### Task details
Throughout the listing below, copy each line containing "Search".

————————

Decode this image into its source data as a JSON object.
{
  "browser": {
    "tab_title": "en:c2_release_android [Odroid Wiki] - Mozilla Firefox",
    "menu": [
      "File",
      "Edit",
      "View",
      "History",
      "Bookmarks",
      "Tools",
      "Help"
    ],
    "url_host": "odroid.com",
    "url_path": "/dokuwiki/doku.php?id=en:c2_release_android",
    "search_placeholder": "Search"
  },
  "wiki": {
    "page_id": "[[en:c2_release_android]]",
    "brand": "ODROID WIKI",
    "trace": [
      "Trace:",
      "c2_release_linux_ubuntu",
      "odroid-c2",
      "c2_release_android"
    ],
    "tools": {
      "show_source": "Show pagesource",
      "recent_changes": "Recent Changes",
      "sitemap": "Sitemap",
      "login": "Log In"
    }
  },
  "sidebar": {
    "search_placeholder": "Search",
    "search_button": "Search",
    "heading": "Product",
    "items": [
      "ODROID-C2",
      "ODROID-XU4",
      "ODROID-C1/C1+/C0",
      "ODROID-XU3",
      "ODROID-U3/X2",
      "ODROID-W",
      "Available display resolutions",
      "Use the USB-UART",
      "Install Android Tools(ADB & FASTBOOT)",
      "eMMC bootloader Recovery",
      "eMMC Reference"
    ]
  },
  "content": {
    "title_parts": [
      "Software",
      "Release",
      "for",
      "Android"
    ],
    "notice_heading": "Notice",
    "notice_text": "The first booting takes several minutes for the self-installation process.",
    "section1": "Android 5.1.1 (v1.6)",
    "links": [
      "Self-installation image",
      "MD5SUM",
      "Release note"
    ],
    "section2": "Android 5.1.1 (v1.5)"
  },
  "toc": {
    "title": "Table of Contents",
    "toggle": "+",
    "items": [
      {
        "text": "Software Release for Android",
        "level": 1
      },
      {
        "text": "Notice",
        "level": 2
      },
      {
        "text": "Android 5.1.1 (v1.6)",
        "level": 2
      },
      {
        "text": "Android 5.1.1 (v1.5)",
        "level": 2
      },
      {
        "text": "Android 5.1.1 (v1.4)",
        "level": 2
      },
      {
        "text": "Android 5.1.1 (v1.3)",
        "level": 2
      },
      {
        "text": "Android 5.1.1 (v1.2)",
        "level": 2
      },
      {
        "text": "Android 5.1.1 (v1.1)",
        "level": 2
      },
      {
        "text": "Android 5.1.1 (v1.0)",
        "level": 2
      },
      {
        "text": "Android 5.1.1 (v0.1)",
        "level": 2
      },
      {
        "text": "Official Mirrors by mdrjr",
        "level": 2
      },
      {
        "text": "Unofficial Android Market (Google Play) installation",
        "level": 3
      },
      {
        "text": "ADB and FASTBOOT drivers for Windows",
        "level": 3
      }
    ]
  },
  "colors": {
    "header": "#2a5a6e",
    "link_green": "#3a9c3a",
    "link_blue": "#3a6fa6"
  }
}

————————

### Result for this exercise
    "search_placeholder": "Search"
    "search_placeholder": "Search",
    "search_button": "Search",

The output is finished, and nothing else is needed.